▶ **ACTIVITY**: Which lines of the entries contain the word "title"? Please list them.

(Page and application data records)
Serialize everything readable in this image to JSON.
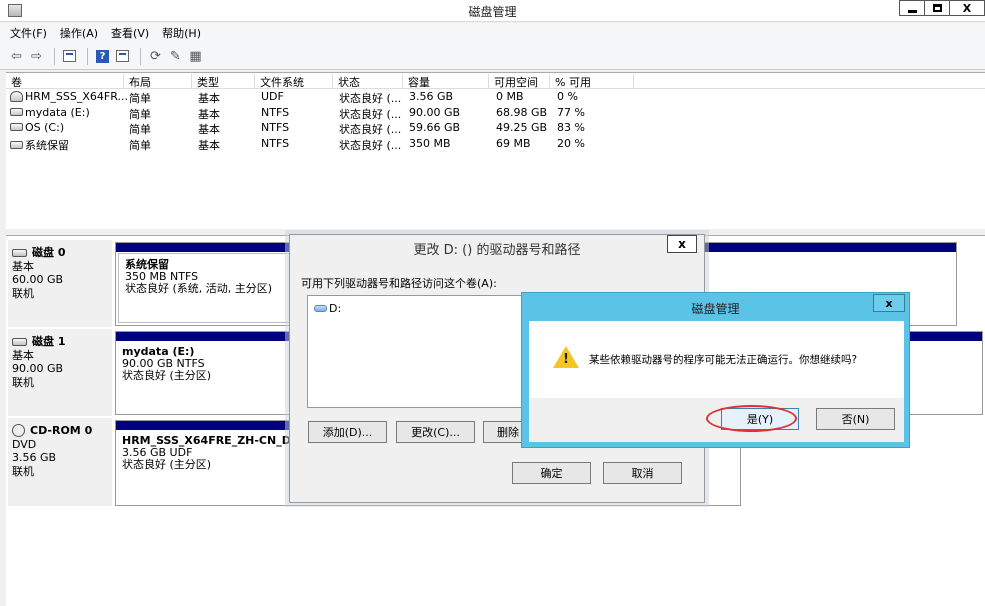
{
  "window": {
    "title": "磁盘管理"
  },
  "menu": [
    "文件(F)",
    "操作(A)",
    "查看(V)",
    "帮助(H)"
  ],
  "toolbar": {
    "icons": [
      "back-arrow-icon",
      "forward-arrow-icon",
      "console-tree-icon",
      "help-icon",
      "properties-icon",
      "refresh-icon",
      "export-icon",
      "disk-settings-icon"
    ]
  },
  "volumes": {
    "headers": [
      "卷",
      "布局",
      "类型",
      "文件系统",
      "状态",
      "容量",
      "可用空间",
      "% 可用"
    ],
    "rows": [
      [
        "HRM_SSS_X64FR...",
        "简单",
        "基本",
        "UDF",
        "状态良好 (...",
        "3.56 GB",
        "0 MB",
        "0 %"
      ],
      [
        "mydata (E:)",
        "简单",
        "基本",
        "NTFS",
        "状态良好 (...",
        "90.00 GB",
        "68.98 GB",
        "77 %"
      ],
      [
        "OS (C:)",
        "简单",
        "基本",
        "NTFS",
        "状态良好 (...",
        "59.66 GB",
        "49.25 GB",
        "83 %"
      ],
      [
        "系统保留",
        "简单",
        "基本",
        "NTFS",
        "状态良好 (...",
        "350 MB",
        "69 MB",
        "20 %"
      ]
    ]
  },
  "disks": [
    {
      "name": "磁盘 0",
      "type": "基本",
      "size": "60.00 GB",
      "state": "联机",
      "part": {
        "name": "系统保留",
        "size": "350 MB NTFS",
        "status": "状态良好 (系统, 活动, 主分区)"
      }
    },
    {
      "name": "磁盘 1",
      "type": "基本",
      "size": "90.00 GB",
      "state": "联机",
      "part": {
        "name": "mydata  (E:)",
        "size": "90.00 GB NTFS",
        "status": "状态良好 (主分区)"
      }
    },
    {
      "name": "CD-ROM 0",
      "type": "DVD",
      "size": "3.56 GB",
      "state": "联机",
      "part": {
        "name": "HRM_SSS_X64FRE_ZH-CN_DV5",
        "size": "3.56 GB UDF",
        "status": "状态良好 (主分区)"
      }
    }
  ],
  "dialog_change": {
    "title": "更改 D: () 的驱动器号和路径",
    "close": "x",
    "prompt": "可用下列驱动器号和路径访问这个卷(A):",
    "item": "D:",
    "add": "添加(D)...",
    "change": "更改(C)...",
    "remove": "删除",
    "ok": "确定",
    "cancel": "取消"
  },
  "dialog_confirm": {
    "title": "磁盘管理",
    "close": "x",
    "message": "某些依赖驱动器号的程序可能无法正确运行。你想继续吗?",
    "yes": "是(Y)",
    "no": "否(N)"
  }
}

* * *

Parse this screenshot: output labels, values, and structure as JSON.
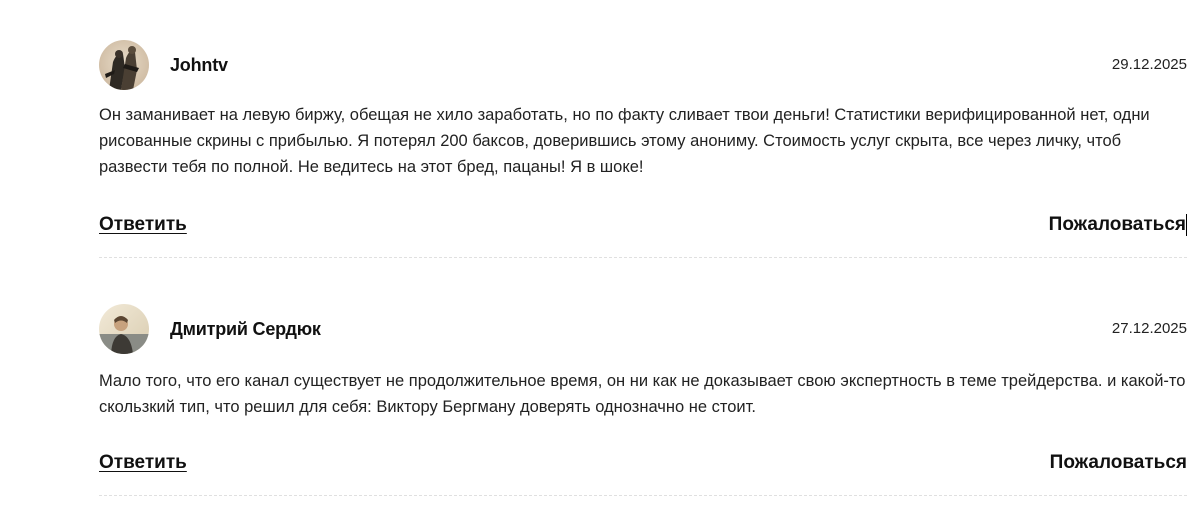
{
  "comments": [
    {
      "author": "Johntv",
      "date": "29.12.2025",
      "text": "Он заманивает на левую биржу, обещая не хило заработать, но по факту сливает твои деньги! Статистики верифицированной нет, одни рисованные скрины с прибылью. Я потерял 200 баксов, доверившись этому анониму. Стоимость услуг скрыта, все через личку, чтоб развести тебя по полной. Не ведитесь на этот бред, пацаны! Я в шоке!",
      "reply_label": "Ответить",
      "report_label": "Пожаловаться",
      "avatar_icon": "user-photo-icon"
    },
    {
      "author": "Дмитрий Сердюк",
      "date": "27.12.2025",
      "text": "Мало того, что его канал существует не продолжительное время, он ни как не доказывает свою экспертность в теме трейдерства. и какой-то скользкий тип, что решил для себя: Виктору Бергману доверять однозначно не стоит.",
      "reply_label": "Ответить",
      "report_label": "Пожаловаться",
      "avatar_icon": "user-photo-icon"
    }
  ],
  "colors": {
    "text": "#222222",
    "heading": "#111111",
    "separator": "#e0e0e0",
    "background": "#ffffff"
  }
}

▶ **RESPONSE AREA**:
    "title": "磁盘管理"
    "title": "更改 D: () 的驱动器号和路径",
    "title": "磁盘管理",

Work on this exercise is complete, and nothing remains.